# Task instructions
Please repeat every line below exactly, from the first to the last.

___ Supplied material

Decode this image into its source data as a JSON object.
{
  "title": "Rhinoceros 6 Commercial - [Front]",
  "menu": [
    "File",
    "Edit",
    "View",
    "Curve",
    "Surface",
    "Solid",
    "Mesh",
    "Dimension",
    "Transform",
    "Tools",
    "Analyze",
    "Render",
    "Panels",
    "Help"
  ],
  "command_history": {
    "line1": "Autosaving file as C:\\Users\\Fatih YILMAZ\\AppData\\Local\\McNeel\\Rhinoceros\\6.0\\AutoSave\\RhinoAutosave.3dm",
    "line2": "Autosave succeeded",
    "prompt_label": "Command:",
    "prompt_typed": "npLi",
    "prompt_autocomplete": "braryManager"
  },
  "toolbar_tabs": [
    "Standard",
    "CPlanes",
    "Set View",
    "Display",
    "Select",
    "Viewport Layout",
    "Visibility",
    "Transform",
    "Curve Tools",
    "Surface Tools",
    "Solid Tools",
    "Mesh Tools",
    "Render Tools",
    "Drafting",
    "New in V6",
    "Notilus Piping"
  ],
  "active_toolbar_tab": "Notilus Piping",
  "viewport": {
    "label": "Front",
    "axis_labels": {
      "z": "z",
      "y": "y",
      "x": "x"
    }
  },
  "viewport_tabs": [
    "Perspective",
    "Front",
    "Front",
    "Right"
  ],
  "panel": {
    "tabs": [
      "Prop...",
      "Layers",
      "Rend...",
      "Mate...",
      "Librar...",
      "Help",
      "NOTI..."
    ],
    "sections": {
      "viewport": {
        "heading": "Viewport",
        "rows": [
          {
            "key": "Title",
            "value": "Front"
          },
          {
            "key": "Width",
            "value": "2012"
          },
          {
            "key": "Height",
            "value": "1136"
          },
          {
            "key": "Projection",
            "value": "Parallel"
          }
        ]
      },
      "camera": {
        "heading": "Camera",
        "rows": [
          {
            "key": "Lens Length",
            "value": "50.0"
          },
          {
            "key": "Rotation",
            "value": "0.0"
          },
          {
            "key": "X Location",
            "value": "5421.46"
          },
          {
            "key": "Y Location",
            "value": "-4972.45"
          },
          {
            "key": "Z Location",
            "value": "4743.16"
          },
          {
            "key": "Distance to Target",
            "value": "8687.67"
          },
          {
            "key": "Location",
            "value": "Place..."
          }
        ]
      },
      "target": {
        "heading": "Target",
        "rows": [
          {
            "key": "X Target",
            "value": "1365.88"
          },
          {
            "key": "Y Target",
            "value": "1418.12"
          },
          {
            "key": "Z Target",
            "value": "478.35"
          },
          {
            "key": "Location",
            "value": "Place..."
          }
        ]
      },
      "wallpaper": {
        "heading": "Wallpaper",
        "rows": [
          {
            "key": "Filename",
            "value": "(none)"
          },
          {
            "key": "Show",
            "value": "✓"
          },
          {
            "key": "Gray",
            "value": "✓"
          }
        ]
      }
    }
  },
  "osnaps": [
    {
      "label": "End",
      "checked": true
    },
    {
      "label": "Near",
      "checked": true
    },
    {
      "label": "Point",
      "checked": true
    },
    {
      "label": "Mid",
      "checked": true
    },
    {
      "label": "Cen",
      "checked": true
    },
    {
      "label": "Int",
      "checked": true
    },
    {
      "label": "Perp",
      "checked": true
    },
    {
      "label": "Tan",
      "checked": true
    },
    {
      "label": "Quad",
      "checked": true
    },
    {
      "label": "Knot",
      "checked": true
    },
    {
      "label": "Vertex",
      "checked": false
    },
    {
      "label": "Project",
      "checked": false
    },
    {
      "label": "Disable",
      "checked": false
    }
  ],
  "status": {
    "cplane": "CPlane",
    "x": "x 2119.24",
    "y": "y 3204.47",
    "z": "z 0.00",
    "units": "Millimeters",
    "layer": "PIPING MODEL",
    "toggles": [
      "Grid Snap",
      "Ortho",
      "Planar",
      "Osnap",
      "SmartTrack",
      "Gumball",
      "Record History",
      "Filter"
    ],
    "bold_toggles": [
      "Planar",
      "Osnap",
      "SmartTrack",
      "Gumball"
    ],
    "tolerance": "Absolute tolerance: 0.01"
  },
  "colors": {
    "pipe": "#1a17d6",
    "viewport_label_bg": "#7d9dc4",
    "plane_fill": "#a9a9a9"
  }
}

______

# Result of this task
Decode this image into its source data as a JSON object.
{
  "title": "Rhinoceros 6 Commercial - [Front]",
  "menu": [
    "File",
    "Edit",
    "View",
    "Curve",
    "Surface",
    "Solid",
    "Mesh",
    "Dimension",
    "Transform",
    "Tools",
    "Analyze",
    "Render",
    "Panels",
    "Help"
  ],
  "command_history": {
    "line1": "Autosaving file as C:\\Users\\Fatih YILMAZ\\AppData\\Local\\McNeel\\Rhinoceros\\6.0\\AutoSave\\RhinoAutosave.3dm",
    "line2": "Autosave succeeded",
    "prompt_label": "Command:",
    "prompt_typed": "npLi",
    "prompt_autocomplete": "braryManager"
  },
  "toolbar_tabs": [
    "Standard",
    "CPlanes",
    "Set View",
    "Display",
    "Select",
    "Viewport Layout",
    "Visibility",
    "Transform",
    "Curve Tools",
    "Surface Tools",
    "Solid Tools",
    "Mesh Tools",
    "Render Tools",
    "Drafting",
    "New in V6",
    "Notilus Piping"
  ],
  "active_toolbar_tab": "Notilus Piping",
  "viewport": {
    "label": "Front",
    "axis_labels": {
      "z": "z",
      "y": "y",
      "x": "x"
    }
  },
  "viewport_tabs": [
    "Perspective",
    "Front",
    "Front",
    "Right"
  ],
  "panel": {
    "tabs": [
      "Prop...",
      "Layers",
      "Rend...",
      "Mate...",
      "Librar...",
      "Help",
      "NOTI..."
    ],
    "sections": {
      "viewport": {
        "heading": "Viewport",
        "rows": [
          {
            "key": "Title",
            "value": "Front"
          },
          {
            "key": "Width",
            "value": "2012"
          },
          {
            "key": "Height",
            "value": "1136"
          },
          {
            "key": "Projection",
            "value": "Parallel"
          }
        ]
      },
      "camera": {
        "heading": "Camera",
        "rows": [
          {
            "key": "Lens Length",
            "value": "50.0"
          },
          {
            "key": "Rotation",
            "value": "0.0"
          },
          {
            "key": "X Location",
            "value": "5421.46"
          },
          {
            "key": "Y Location",
            "value": "-4972.45"
          },
          {
            "key": "Z Location",
            "value": "4743.16"
          },
          {
            "key": "Distance to Target",
            "value": "8687.67"
          },
          {
            "key": "Location",
            "value": "Place..."
          }
        ]
      },
      "target": {
        "heading": "Target",
        "rows": [
          {
            "key": "X Target",
            "value": "1365.88"
          },
          {
            "key": "Y Target",
            "value": "1418.12"
          },
          {
            "key": "Z Target",
            "value": "478.35"
          },
          {
            "key": "Location",
            "value": "Place..."
          }
        ]
      },
      "wallpaper": {
        "heading": "Wallpaper",
        "rows": [
          {
            "key": "Filename",
            "value": "(none)"
          },
          {
            "key": "Show",
            "value": "✓"
          },
          {
            "key": "Gray",
            "value": "✓"
          }
        ]
      }
    }
  },
  "osnaps": [
    {
      "label": "End",
      "checked": true
    },
    {
      "label": "Near",
      "checked": true
    },
    {
      "label": "Point",
      "checked": true
    },
    {
      "label": "Mid",
      "checked": true
    },
    {
      "label": "Cen",
      "checked": true
    },
    {
      "label": "Int",
      "checked": true
    },
    {
      "label": "Perp",
      "checked": true
    },
    {
      "label": "Tan",
      "checked": true
    },
    {
      "label": "Quad",
      "checked": true
    },
    {
      "label": "Knot",
      "checked": true
    },
    {
      "label": "Vertex",
      "checked": false
    },
    {
      "label": "Project",
      "checked": false
    },
    {
      "label": "Disable",
      "checked": false
    }
  ],
  "status": {
    "cplane": "CPlane",
    "x": "x 2119.24",
    "y": "y 3204.47",
    "z": "z 0.00",
    "units": "Millimeters",
    "layer": "PIPING MODEL",
    "toggles": [
      "Grid Snap",
      "Ortho",
      "Planar",
      "Osnap",
      "SmartTrack",
      "Gumball",
      "Record History",
      "Filter"
    ],
    "bold_toggles": [
      "Planar",
      "Osnap",
      "SmartTrack",
      "Gumball"
    ],
    "tolerance": "Absolute tolerance: 0.01"
  },
  "colors": {
    "pipe": "#1a17d6",
    "viewport_label_bg": "#7d9dc4",
    "plane_fill": "#a9a9a9"
  }
}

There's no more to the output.